Startup mentoring, the Socratic way

An excellent post from Fred Destin at Accel Partners, highlighting the Socratic Questioning approach towards helping startups. I really like the way he tees up the relationship:

“Step one in mentoring is establishing a protected, trusting environment in which your protege will feel free to quickly dig into the important issues, expose doubts and shortcomings and be disposed to make real progress. Your job as mentor is to make the person feel relaxed and intent on thinking through their own business issues.

If you want to be helpful to someone, you’re not going to achieve that just by rehashing experiences that worked for you. Step two is gaining an accelerated understanding of the unique person you are dealing with and the unique problems they are facing. Ask the person in front of you what it is they do and what they are dealing with.”

Be a Trusted Advisor

That Fred emphasises the need to build trust before doing anything else is brilliant. I also like Fred’s reminder to “calm the impulse you have to be immediately adding value”. Here is a quote from The Trusted Advisor, one of my favourite books on the subject of giving advice.


The quote highlights two important factors. Firstly, that trusted advisors make a pronounced shift from being just technical experts (and delivering direct advice based on pure expertise) to being someone that can “help clients see things anew or to make a decision”. Secondly, and back to Fred’s point, we’re reminded not to dive straight into solution mode. As a coach, I can attest to the fact that many clients take enormous therapeutic (and in turn practical) value from first just being listened to. First understand the problem, and THEN you can help someone to solve it.

How You Know

Paul Graham from Y-Combinator hammers that point home in his essay How You Know. He quotes the great mathematician Hilbert who:

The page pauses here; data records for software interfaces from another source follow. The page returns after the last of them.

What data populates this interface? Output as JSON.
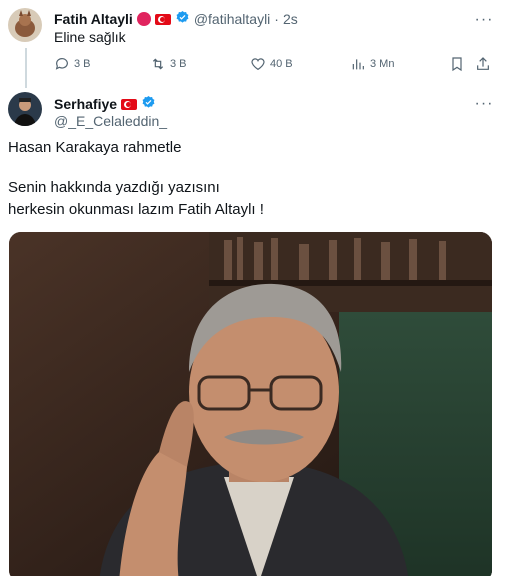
{
  "quoted_tweet": {
    "author_name": "Fatih Altayli",
    "handle": "@fatihaltayli",
    "separator": "·",
    "time": "2s",
    "text": "Eline sağlık",
    "actions": {
      "replies": "3 B",
      "retweets": "3 B",
      "likes": "40 B",
      "views": "3 Mn"
    }
  },
  "tweet": {
    "author_name": "Serhafiye",
    "handle": "@_E_Celaleddin_",
    "line1": "Hasan Karakaya rahmetle",
    "line2": "Senin hakkında yazdığı yazısını",
    "line3": "herkesin okunması lazım Fatih Altaylı !"
  },
  "icons": {
    "reply": "reply-icon",
    "retweet": "retweet-icon",
    "like": "heart-icon",
    "views": "views-icon",
    "bookmark": "bookmark-icon",
    "share": "share-icon",
    "more": "more-icon",
    "verified": "verified-badge-icon"
  },
  "colors": {
    "verified": "#1d9bf0",
    "flag_red": "#e30a17",
    "secondary_text": "#536471"
  }
}
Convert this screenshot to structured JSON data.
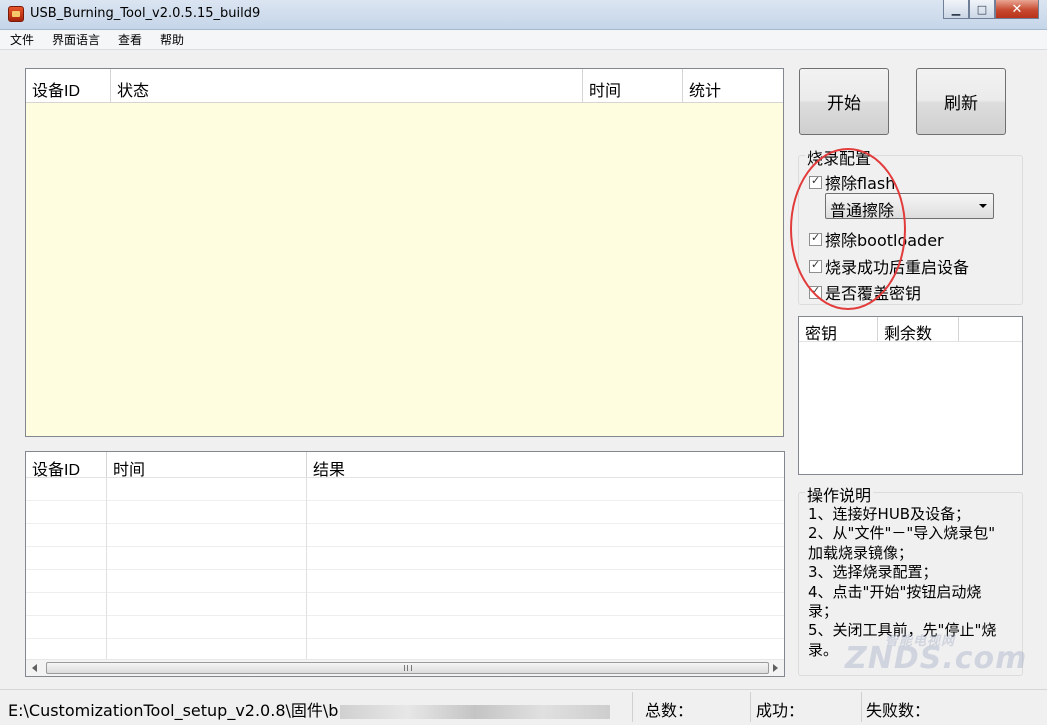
{
  "window": {
    "title": "USB_Burning_Tool_v2.0.5.15_build9",
    "min_label": "▁",
    "max_label": "□",
    "close_label": "✕"
  },
  "menu": [
    "文件",
    "界面语言",
    "查看",
    "帮助"
  ],
  "device_table": {
    "columns": [
      "设备ID",
      "状态",
      "时间",
      "统计"
    ],
    "rows": []
  },
  "result_table": {
    "columns": [
      "设备ID",
      "时间",
      "结果"
    ],
    "rows": [],
    "empty_row_count": 8,
    "scrollbar_grip": "III"
  },
  "buttons": {
    "start": "开始",
    "refresh": "刷新"
  },
  "burn_config": {
    "title": "烧录配置",
    "erase_flash": {
      "label": "擦除flash",
      "checked": true
    },
    "erase_mode": "普通擦除",
    "erase_bootloader": {
      "label": "擦除bootloader",
      "checked": true
    },
    "reboot_after": {
      "label": "烧录成功后重启设备",
      "checked": true
    },
    "overwrite_key": {
      "label": "是否覆盖密钥",
      "checked": true
    }
  },
  "key_table": {
    "columns": [
      "密钥",
      "剩余数"
    ]
  },
  "instructions": {
    "title": "操作说明",
    "lines": [
      "1、连接好HUB及设备；",
      "2、从\"文件\"－\"导入烧录包\"",
      "加载烧录镜像；",
      "3、选择烧录配置；",
      "4、点击\"开始\"按钮启动烧",
      "录；",
      "5、关闭工具前，先\"停止\"烧",
      "录。"
    ]
  },
  "statusbar": {
    "path": "E:\\CustomizationTool_setup_v2.0.8\\固件\\b",
    "total_label": "总数：",
    "success_label": "成功：",
    "fail_label": "失败数："
  },
  "watermark": {
    "top": "智能电视网",
    "main": "ZNDS.com"
  },
  "colors": {
    "device_table_bg": "#fffde0",
    "highlight": "#e23b3b"
  }
}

“had no patience with mathematical lectures which filled the students with facts but did not teach them how to frame a problem and solve it. He often used to tell them that “a perfect formulation of a problem is already half its solution””.

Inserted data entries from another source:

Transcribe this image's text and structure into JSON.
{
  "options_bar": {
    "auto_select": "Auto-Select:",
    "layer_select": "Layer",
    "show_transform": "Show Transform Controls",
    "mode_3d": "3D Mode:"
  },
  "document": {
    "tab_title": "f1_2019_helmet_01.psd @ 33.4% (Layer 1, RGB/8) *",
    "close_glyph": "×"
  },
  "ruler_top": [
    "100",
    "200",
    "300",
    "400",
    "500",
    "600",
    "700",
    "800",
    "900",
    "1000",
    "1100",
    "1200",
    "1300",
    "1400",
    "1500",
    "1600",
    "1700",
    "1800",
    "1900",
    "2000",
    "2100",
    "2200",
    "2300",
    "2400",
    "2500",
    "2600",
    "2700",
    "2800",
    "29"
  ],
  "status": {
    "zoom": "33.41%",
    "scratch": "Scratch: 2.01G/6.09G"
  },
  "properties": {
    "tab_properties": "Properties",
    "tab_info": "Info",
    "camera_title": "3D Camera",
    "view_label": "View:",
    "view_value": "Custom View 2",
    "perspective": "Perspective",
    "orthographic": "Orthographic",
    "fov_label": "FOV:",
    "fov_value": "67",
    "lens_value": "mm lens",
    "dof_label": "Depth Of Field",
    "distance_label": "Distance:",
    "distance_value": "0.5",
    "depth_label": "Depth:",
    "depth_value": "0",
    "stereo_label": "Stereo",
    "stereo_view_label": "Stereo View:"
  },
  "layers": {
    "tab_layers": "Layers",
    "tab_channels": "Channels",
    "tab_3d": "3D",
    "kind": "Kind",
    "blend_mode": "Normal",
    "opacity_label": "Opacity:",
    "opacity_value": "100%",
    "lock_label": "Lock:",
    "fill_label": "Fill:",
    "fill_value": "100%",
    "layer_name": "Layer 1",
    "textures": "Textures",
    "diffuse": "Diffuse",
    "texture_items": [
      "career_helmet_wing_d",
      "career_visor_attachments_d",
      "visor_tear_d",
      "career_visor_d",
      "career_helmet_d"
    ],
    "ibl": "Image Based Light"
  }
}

Here is How to Make Sense of Conflicting Startup Advice

For Founders and CEOs potentially drowning in a sea of advice, this post from Mark Suster is great. His key message is to triangulate all the information, a mathematical term he explains is:

“Used in sailing and other activities to help you better navigate when you don’t have your bearings. By having the measurement of some known points you can better navigate to unknown points through inference.”

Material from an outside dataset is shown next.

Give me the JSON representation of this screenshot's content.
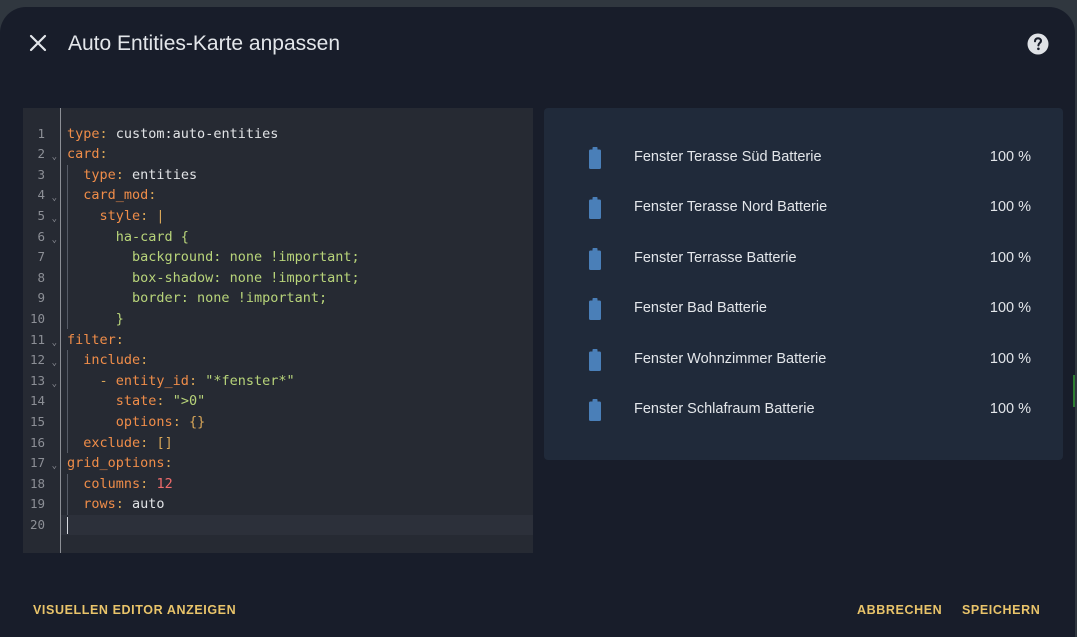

He concludes that:

“Saying not to take others advice is itself terrible advice. Take more advice. Mix people’s views into a cup. Stir them around. Think about the motives or experiences of those offering advice. Think about whom you trust based on past advice. Think about your own situation and overlay it against the frameworks that others offer. Triangulate. But in the end follow your own gut. That’s why you’re a founder.”

A Template of Terms for a Potential Startup Advisor

Finally, if you are an advisor (in whatever capacity) or a Founder / CEO establishing a more formal advisor-company relationship then this Template looks very useful.

Please note that I have not used it myself and I also expressly disclaim any and all responsibility and/or liability for any loss or damage whatsoever arising out of or in connection with acts or matters done or omitted to be done in reliance upon this document  😉


My name is Richard Hughes-Jones. I am a Coach, Consultant & Lecturer who works with entrepreneurs. My clients are CEOs and leadership teams of startup and scale up businesses. I am an Associate Lecturer at the London College of Fashion and retained Consultant to the Centre for Fashion Enterprise.

I previously gained over a decade's experience as a Deloitte management consultant and HM Treasury civil servant. My full profile is on LinkedIn and you can also find me on Twitter. If you'd like to receive my book reviews you can sign up below.